What is being asked >>
In the copy of the lines below, leave out pictures and print everything else exactly.

━━━━━ Source records ━━━━━

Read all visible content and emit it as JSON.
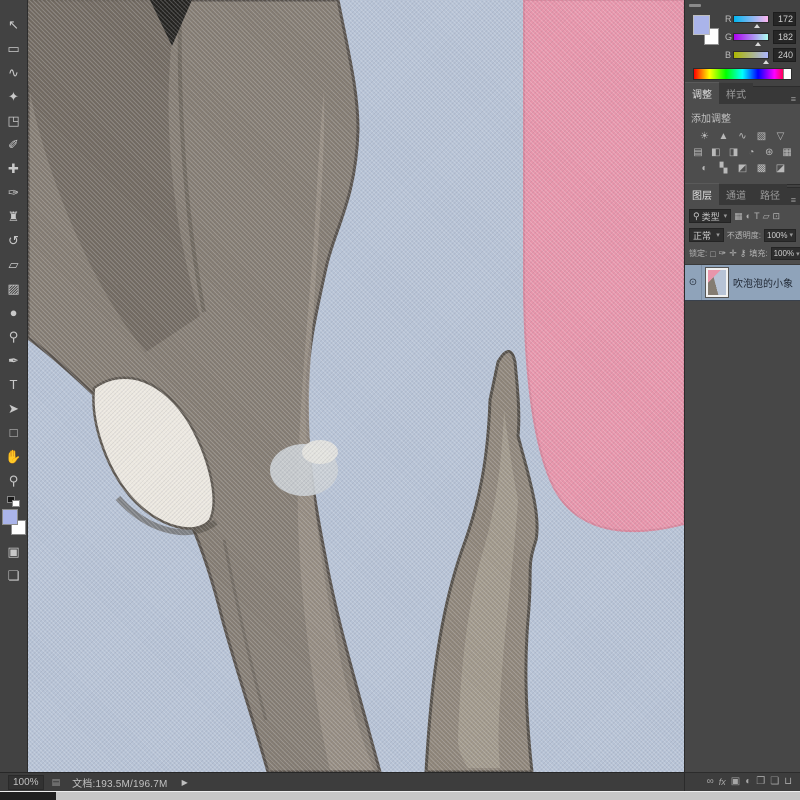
{
  "toolbar": {
    "tools": [
      {
        "name": "move-tool",
        "glyph": "↖"
      },
      {
        "name": "marquee-tool",
        "glyph": "▭"
      },
      {
        "name": "lasso-tool",
        "glyph": "∿"
      },
      {
        "name": "quick-selection-tool",
        "glyph": "✦"
      },
      {
        "name": "crop-tool",
        "glyph": "◳"
      },
      {
        "name": "eyedropper-tool",
        "glyph": "✐"
      },
      {
        "name": "healing-brush-tool",
        "glyph": "✚"
      },
      {
        "name": "brush-tool",
        "glyph": "✑"
      },
      {
        "name": "clone-stamp-tool",
        "glyph": "♜"
      },
      {
        "name": "history-brush-tool",
        "glyph": "↺"
      },
      {
        "name": "eraser-tool",
        "glyph": "▱"
      },
      {
        "name": "gradient-tool",
        "glyph": "▨"
      },
      {
        "name": "blur-tool",
        "glyph": "●"
      },
      {
        "name": "dodge-tool",
        "glyph": "⚲"
      },
      {
        "name": "pen-tool",
        "glyph": "✒"
      },
      {
        "name": "type-tool",
        "glyph": "T"
      },
      {
        "name": "path-selection-tool",
        "glyph": "➤"
      },
      {
        "name": "shape-tool",
        "glyph": "□"
      },
      {
        "name": "hand-tool",
        "glyph": "✋"
      },
      {
        "name": "zoom-tool",
        "glyph": "⚲"
      }
    ],
    "quick_mask_glyph": "▣",
    "screen_mode_glyph": "❏",
    "foreground_color": "#aab4ea",
    "background_color": "#ffffff"
  },
  "color_panel": {
    "channels": [
      {
        "label": "R",
        "value": "172",
        "num": 172
      },
      {
        "label": "G",
        "value": "182",
        "num": 182
      },
      {
        "label": "B",
        "value": "240",
        "num": 240
      }
    ],
    "foreground_color": "#aab4ea",
    "background_color": "#ffffff"
  },
  "adjustments_panel": {
    "tab_adjustments": "调整",
    "tab_styles": "样式",
    "header": "添加调整",
    "menu_glyph": "≡",
    "rows": [
      [
        {
          "name": "brightness-contrast-icon",
          "glyph": "☀"
        },
        {
          "name": "levels-icon",
          "glyph": "▲"
        },
        {
          "name": "curves-icon",
          "glyph": "∿"
        },
        {
          "name": "exposure-icon",
          "glyph": "▧"
        },
        {
          "name": "vibrance-icon",
          "glyph": "▽"
        }
      ],
      [
        {
          "name": "hue-saturation-icon",
          "glyph": "▤"
        },
        {
          "name": "color-balance-icon",
          "glyph": "◧"
        },
        {
          "name": "black-white-icon",
          "glyph": "◨"
        },
        {
          "name": "photo-filter-icon",
          "glyph": "◔"
        },
        {
          "name": "channel-mixer-icon",
          "glyph": "⊛"
        },
        {
          "name": "color-lookup-icon",
          "glyph": "▦"
        }
      ],
      [
        {
          "name": "invert-icon",
          "glyph": "◐"
        },
        {
          "name": "posterize-icon",
          "glyph": "▚"
        },
        {
          "name": "threshold-icon",
          "glyph": "◩"
        },
        {
          "name": "gradient-map-icon",
          "glyph": "▩"
        },
        {
          "name": "selective-color-icon",
          "glyph": "◪"
        }
      ]
    ]
  },
  "layers_panel": {
    "tab_layers": "图层",
    "tab_channels": "通道",
    "tab_paths": "路径",
    "menu_glyph": "≡",
    "filter_search_glyph": "⚲",
    "filter_label": "类型",
    "filter_icons": [
      {
        "name": "pixel-filter-icon",
        "glyph": "▦"
      },
      {
        "name": "adjustment-filter-icon",
        "glyph": "◐"
      },
      {
        "name": "type-filter-icon",
        "glyph": "T"
      },
      {
        "name": "shape-filter-icon",
        "glyph": "▱"
      },
      {
        "name": "smart-object-filter-icon",
        "glyph": "⊡"
      }
    ],
    "blend_mode": "正常",
    "opacity_label": "不透明度:",
    "opacity_value": "100%",
    "lock_label": "锁定:",
    "lock_icons": [
      {
        "name": "lock-transparency-icon",
        "glyph": "□"
      },
      {
        "name": "lock-pixels-icon",
        "glyph": "✑"
      },
      {
        "name": "lock-position-icon",
        "glyph": "✛"
      },
      {
        "name": "lock-all-icon",
        "glyph": "⚷"
      }
    ],
    "fill_label": "填充:",
    "fill_value": "100%",
    "layer": {
      "name": "吹泡泡的小象",
      "visible": true,
      "selected": true,
      "eye_glyph": "⊙"
    },
    "footer_icons": [
      {
        "name": "link-layers-icon",
        "glyph": "∞"
      },
      {
        "name": "layer-style-icon",
        "glyph": "fx"
      },
      {
        "name": "add-mask-icon",
        "glyph": "▣"
      },
      {
        "name": "new-adjustment-layer-icon",
        "glyph": "◐"
      },
      {
        "name": "new-group-icon",
        "glyph": "❐"
      },
      {
        "name": "new-layer-icon",
        "glyph": "❏"
      },
      {
        "name": "delete-layer-icon",
        "glyph": "⊔"
      }
    ]
  },
  "status_bar": {
    "zoom": "100%",
    "info_icon_glyph": "▤",
    "document_info": "文档:193.5M/196.7M",
    "flyout_glyph": "▶"
  },
  "canvas": {
    "palette": {
      "background_blue": "#b7c3d6",
      "elephant_gray": "#847c72",
      "elephant_dark": "#6f675e",
      "outline": "#57514b",
      "tusk_white": "#ece8e0",
      "pink_area": "#e895ab",
      "leg_gray": "#8e8579"
    }
  }
}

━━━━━

Task response >>
Read all visible content and emit it as JSON.
{
  "toolbar": {
    "tools": [
      {
        "name": "move-tool",
        "glyph": "↖"
      },
      {
        "name": "marquee-tool",
        "glyph": "▭"
      },
      {
        "name": "lasso-tool",
        "glyph": "∿"
      },
      {
        "name": "quick-selection-tool",
        "glyph": "✦"
      },
      {
        "name": "crop-tool",
        "glyph": "◳"
      },
      {
        "name": "eyedropper-tool",
        "glyph": "✐"
      },
      {
        "name": "healing-brush-tool",
        "glyph": "✚"
      },
      {
        "name": "brush-tool",
        "glyph": "✑"
      },
      {
        "name": "clone-stamp-tool",
        "glyph": "♜"
      },
      {
        "name": "history-brush-tool",
        "glyph": "↺"
      },
      {
        "name": "eraser-tool",
        "glyph": "▱"
      },
      {
        "name": "gradient-tool",
        "glyph": "▨"
      },
      {
        "name": "blur-tool",
        "glyph": "●"
      },
      {
        "name": "dodge-tool",
        "glyph": "⚲"
      },
      {
        "name": "pen-tool",
        "glyph": "✒"
      },
      {
        "name": "type-tool",
        "glyph": "T"
      },
      {
        "name": "path-selection-tool",
        "glyph": "➤"
      },
      {
        "name": "shape-tool",
        "glyph": "□"
      },
      {
        "name": "hand-tool",
        "glyph": "✋"
      },
      {
        "name": "zoom-tool",
        "glyph": "⚲"
      }
    ],
    "quick_mask_glyph": "▣",
    "screen_mode_glyph": "❏",
    "foreground_color": "#aab4ea",
    "background_color": "#ffffff"
  },
  "color_panel": {
    "channels": [
      {
        "label": "R",
        "value": "172",
        "num": 172
      },
      {
        "label": "G",
        "value": "182",
        "num": 182
      },
      {
        "label": "B",
        "value": "240",
        "num": 240
      }
    ],
    "foreground_color": "#aab4ea",
    "background_color": "#ffffff"
  },
  "adjustments_panel": {
    "tab_adjustments": "调整",
    "tab_styles": "样式",
    "header": "添加调整",
    "menu_glyph": "≡",
    "rows": [
      [
        {
          "name": "brightness-contrast-icon",
          "glyph": "☀"
        },
        {
          "name": "levels-icon",
          "glyph": "▲"
        },
        {
          "name": "curves-icon",
          "glyph": "∿"
        },
        {
          "name": "exposure-icon",
          "glyph": "▧"
        },
        {
          "name": "vibrance-icon",
          "glyph": "▽"
        }
      ],
      [
        {
          "name": "hue-saturation-icon",
          "glyph": "▤"
        },
        {
          "name": "color-balance-icon",
          "glyph": "◧"
        },
        {
          "name": "black-white-icon",
          "glyph": "◨"
        },
        {
          "name": "photo-filter-icon",
          "glyph": "◔"
        },
        {
          "name": "channel-mixer-icon",
          "glyph": "⊛"
        },
        {
          "name": "color-lookup-icon",
          "glyph": "▦"
        }
      ],
      [
        {
          "name": "invert-icon",
          "glyph": "◐"
        },
        {
          "name": "posterize-icon",
          "glyph": "▚"
        },
        {
          "name": "threshold-icon",
          "glyph": "◩"
        },
        {
          "name": "gradient-map-icon",
          "glyph": "▩"
        },
        {
          "name": "selective-color-icon",
          "glyph": "◪"
        }
      ]
    ]
  },
  "layers_panel": {
    "tab_layers": "图层",
    "tab_channels": "通道",
    "tab_paths": "路径",
    "menu_glyph": "≡",
    "filter_search_glyph": "⚲",
    "filter_label": "类型",
    "filter_icons": [
      {
        "name": "pixel-filter-icon",
        "glyph": "▦"
      },
      {
        "name": "adjustment-filter-icon",
        "glyph": "◐"
      },
      {
        "name": "type-filter-icon",
        "glyph": "T"
      },
      {
        "name": "shape-filter-icon",
        "glyph": "▱"
      },
      {
        "name": "smart-object-filter-icon",
        "glyph": "⊡"
      }
    ],
    "blend_mode": "正常",
    "opacity_label": "不透明度:",
    "opacity_value": "100%",
    "lock_label": "锁定:",
    "lock_icons": [
      {
        "name": "lock-transparency-icon",
        "glyph": "□"
      },
      {
        "name": "lock-pixels-icon",
        "glyph": "✑"
      },
      {
        "name": "lock-position-icon",
        "glyph": "✛"
      },
      {
        "name": "lock-all-icon",
        "glyph": "⚷"
      }
    ],
    "fill_label": "填充:",
    "fill_value": "100%",
    "layer": {
      "name": "吹泡泡的小象",
      "visible": true,
      "selected": true,
      "eye_glyph": "⊙"
    },
    "footer_icons": [
      {
        "name": "link-layers-icon",
        "glyph": "∞"
      },
      {
        "name": "layer-style-icon",
        "glyph": "fx"
      },
      {
        "name": "add-mask-icon",
        "glyph": "▣"
      },
      {
        "name": "new-adjustment-layer-icon",
        "glyph": "◐"
      },
      {
        "name": "new-group-icon",
        "glyph": "❐"
      },
      {
        "name": "new-layer-icon",
        "glyph": "❏"
      },
      {
        "name": "delete-layer-icon",
        "glyph": "⊔"
      }
    ]
  },
  "status_bar": {
    "zoom": "100%",
    "info_icon_glyph": "▤",
    "document_info": "文档:193.5M/196.7M",
    "flyout_glyph": "▶"
  },
  "canvas": {
    "palette": {
      "background_blue": "#b7c3d6",
      "elephant_gray": "#847c72",
      "elephant_dark": "#6f675e",
      "outline": "#57514b",
      "tusk_white": "#ece8e0",
      "pink_area": "#e895ab",
      "leg_gray": "#8e8579"
    }
  }
}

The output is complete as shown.